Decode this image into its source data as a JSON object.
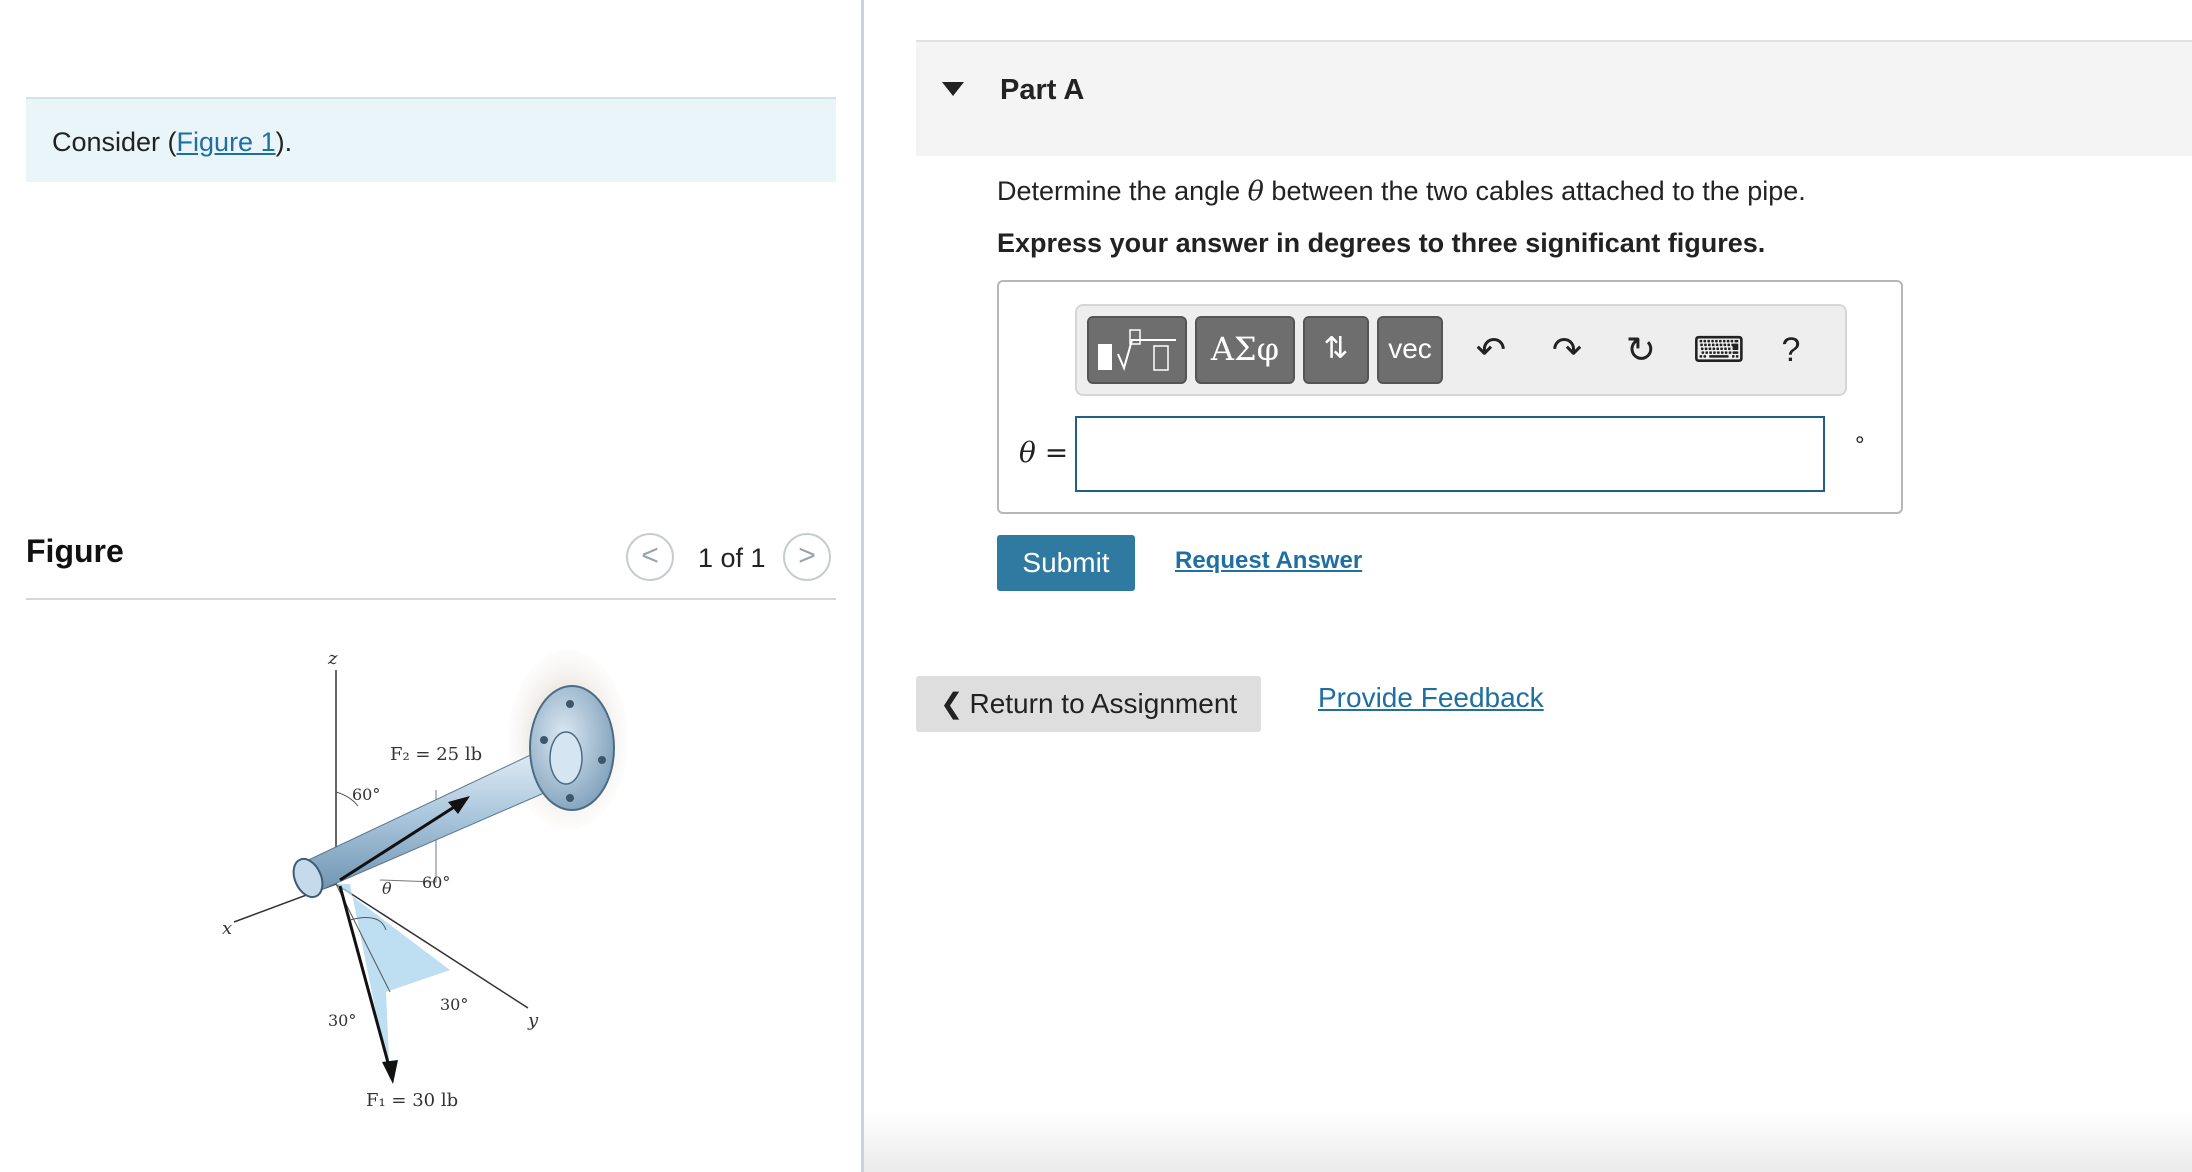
{
  "left": {
    "intro": {
      "prefix": "Consider (",
      "link": "Figure 1",
      "suffix": ")."
    },
    "figure": {
      "title": "Figure",
      "pager": "1 of 1",
      "prev_icon": "<",
      "next_icon": ">",
      "labels": {
        "z": "z",
        "x": "x",
        "y": "y",
        "f2": "F₂ = 25 lb",
        "f1": "F₁ = 30 lb",
        "angle_60_top": "60°",
        "angle_60_mid": "60°",
        "theta": "θ",
        "angle_30_left": "30°",
        "angle_30_right": "30°"
      }
    }
  },
  "part": {
    "title": "Part A",
    "question_prefix": "Determine the angle ",
    "question_symbol": "θ",
    "question_suffix": " between the two cables attached to the pipe.",
    "instruction": "Express your answer in degrees to three significant figures.",
    "toolbar": {
      "templates_icon": "▮√⎕",
      "greek_label": "ΑΣφ",
      "arrows_label": "⇅",
      "vec_label": "vec",
      "undo_icon": "↶",
      "redo_icon": "↷",
      "reset_icon": "↻",
      "keyboard_icon": "⌨",
      "help_label": "?"
    },
    "variable_label": "θ =",
    "input_value": "",
    "unit": "°",
    "submit_label": "Submit",
    "request_label": "Request Answer"
  },
  "footer": {
    "return_label": "Return to Assignment",
    "return_icon": "❮",
    "feedback_label": "Provide Feedback"
  }
}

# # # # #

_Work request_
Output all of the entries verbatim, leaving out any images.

_Task solution_
Decode this image into its source data as a JSON object.
{
  "left": {
    "intro": {
      "prefix": "Consider (",
      "link": "Figure 1",
      "suffix": ")."
    },
    "figure": {
      "title": "Figure",
      "pager": "1 of 1",
      "prev_icon": "<",
      "next_icon": ">",
      "labels": {
        "z": "z",
        "x": "x",
        "y": "y",
        "f2": "F₂ = 25 lb",
        "f1": "F₁ = 30 lb",
        "angle_60_top": "60°",
        "angle_60_mid": "60°",
        "theta": "θ",
        "angle_30_left": "30°",
        "angle_30_right": "30°"
      }
    }
  },
  "part": {
    "title": "Part A",
    "question_prefix": "Determine the angle ",
    "question_symbol": "θ",
    "question_suffix": " between the two cables attached to the pipe.",
    "instruction": "Express your answer in degrees to three significant figures.",
    "toolbar": {
      "templates_icon": "▮√⎕",
      "greek_label": "ΑΣφ",
      "arrows_label": "⇅",
      "vec_label": "vec",
      "undo_icon": "↶",
      "redo_icon": "↷",
      "reset_icon": "↻",
      "keyboard_icon": "⌨",
      "help_label": "?"
    },
    "variable_label": "θ =",
    "input_value": "",
    "unit": "°",
    "submit_label": "Submit",
    "request_label": "Request Answer"
  },
  "footer": {
    "return_label": "Return to Assignment",
    "return_icon": "❮",
    "feedback_label": "Provide Feedback"
  }
}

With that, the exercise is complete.